By April Dye, Contributor to US Daily Review.
Ponder this: The people that like to lecture us the most on bullying or self-esteem are some of the worst at name calling, making fun of, criticizing how people look, and editing magazines of models that are so “perfect” that no one could live up to that image.
I saw an article today that talked about a advertising company that was taking models heads and putting them on computer generated bodies. How are real women supposed to feel good about our bodies when both men and women look at those and wish we could look like that?
I have noticed lately too, on celebrity websites, they compare how a celebrity has aged. They are picking at how many wrinkles they have, or how much hair they have lost or how much weight they have gained. What is funny to me is they actually commented on how nice some of them have aged but failed to mention that these men and women had plastic surgery (lots of it). They also like to show pictures of celebrities without make up and discuss how horrible they look.
Who looks like a movie star when you don’t have a make-up artist or hairstylist fixing your hair. Sometimes I actually think they look better – wow, they actually look real!
I don’t listen to Hollywood in any way, shape or form to decide anything. I don’t listen to their politics and I certainly don’t listen to them when it comes to social issues.
I hate their double standards.

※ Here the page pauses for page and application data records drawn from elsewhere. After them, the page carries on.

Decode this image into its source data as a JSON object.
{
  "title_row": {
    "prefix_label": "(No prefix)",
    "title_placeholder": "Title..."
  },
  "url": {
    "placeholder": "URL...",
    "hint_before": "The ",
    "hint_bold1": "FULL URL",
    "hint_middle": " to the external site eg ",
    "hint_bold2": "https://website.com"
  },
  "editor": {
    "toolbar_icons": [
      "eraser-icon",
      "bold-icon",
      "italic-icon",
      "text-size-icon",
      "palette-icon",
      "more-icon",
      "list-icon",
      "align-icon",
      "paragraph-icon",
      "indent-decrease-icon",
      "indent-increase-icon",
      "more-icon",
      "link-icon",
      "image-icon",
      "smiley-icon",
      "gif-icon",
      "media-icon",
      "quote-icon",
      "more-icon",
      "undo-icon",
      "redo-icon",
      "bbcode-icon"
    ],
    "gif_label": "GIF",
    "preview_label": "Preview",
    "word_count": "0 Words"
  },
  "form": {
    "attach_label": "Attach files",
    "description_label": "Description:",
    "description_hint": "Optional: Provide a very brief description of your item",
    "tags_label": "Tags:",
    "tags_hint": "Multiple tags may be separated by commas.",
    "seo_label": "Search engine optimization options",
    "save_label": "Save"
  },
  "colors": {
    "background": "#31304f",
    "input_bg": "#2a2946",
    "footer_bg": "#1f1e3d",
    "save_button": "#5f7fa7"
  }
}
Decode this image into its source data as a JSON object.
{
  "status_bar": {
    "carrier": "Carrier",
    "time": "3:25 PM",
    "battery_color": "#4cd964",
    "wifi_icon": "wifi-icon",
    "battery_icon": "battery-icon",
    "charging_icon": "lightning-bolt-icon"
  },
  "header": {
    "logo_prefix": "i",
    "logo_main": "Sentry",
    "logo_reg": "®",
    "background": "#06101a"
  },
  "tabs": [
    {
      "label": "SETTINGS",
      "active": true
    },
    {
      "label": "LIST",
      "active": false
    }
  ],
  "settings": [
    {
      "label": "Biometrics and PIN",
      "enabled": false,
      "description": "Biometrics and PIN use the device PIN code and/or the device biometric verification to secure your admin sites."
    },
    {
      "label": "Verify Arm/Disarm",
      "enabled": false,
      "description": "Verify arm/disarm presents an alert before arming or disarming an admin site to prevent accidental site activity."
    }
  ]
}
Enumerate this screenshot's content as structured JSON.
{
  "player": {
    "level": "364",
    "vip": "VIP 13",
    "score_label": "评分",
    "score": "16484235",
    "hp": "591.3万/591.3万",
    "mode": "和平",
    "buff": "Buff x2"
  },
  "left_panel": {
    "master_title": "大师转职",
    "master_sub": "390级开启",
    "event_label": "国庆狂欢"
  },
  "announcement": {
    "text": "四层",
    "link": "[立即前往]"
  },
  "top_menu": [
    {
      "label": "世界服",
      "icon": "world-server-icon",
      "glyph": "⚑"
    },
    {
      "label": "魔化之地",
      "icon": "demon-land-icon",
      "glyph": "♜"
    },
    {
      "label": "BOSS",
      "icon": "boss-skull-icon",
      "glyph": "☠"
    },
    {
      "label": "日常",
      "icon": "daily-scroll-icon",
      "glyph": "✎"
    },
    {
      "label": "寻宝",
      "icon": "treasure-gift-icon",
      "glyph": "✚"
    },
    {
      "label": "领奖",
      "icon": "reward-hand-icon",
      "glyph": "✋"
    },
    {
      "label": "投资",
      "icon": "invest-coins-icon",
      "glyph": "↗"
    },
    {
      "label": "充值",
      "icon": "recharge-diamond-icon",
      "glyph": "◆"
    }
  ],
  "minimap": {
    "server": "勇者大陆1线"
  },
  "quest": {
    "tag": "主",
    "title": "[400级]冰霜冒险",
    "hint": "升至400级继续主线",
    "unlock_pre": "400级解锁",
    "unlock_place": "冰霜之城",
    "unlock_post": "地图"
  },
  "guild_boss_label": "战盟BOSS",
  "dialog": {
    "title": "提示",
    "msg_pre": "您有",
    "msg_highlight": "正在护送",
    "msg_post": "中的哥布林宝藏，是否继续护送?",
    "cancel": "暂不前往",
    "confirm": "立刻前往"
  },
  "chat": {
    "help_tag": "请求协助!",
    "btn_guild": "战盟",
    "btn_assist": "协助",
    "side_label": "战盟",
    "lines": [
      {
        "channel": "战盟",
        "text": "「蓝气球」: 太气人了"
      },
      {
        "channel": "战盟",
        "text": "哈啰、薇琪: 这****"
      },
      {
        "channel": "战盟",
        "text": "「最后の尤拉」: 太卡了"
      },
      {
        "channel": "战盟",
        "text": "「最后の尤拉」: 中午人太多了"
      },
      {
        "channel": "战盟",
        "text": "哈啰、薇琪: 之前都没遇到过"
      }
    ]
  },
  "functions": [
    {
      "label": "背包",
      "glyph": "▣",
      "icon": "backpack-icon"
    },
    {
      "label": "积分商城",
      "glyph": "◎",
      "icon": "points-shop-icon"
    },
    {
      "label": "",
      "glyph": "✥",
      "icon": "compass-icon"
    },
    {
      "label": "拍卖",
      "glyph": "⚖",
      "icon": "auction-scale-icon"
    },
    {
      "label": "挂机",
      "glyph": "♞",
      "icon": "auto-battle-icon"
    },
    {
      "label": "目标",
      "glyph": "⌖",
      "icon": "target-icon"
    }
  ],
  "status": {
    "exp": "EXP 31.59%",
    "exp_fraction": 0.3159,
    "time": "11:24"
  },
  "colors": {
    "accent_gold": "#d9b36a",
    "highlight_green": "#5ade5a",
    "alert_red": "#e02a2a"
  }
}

And while I enjoy movies and television as much as the next person, I don’t think they actually represent main stream Americans.
Celebrities that live in Hollywood for the most part, live in a bubble. They comment on the corrupt social economics of our country, yet they make hundreds of thousands to millions of dollars for a few months work, they get lots of free things from stores who want their names out there, they get special treatment and people lavish attention on them.
I have nothing to say about how much money they make. If studios or whoever else want to pay them that amount, great, more power to them. But don’t lecture me about how the poor people live and how bad the free market is and so on. Don’t tell me about how Planned Parenthood helps mothers who cannot afford to go to the doctor, or that I need to believe that the polar ice caps are melting and polar bears are drowning.
But really, people need to stop worshipping celebrities. They are people. They put one pant leg on at a time, they all throw up, break wind and look horrible in the morning, just like the rest of us. They just have jobs that keep them pampered and happy. But they give up a lot for it. Frankly, I would rather not have all the attention so I can throw my hair in a ponytail, wear my pajamas and go outside and check my mail without worrying about someone taking my picture.
There was a time when celebrities knew that is was the people that made them who they are. They just wanted to entertain and make us forget ourselves for just a moment. They were careful to remember that they work for us – if we don’t go to their movies they won’t be famous for long.
Being rich or famous doesn’t make you special – how you treat people, how you talk to and about people, and remembering where you came from – now that, makes you special.
April Dye is a Christian wife and mother of two. She loves to hang out with family, read, watch movies and television, and her job. You can follow her on face book at facebook.com/AprilVestalDye and clardye.blogspot.com.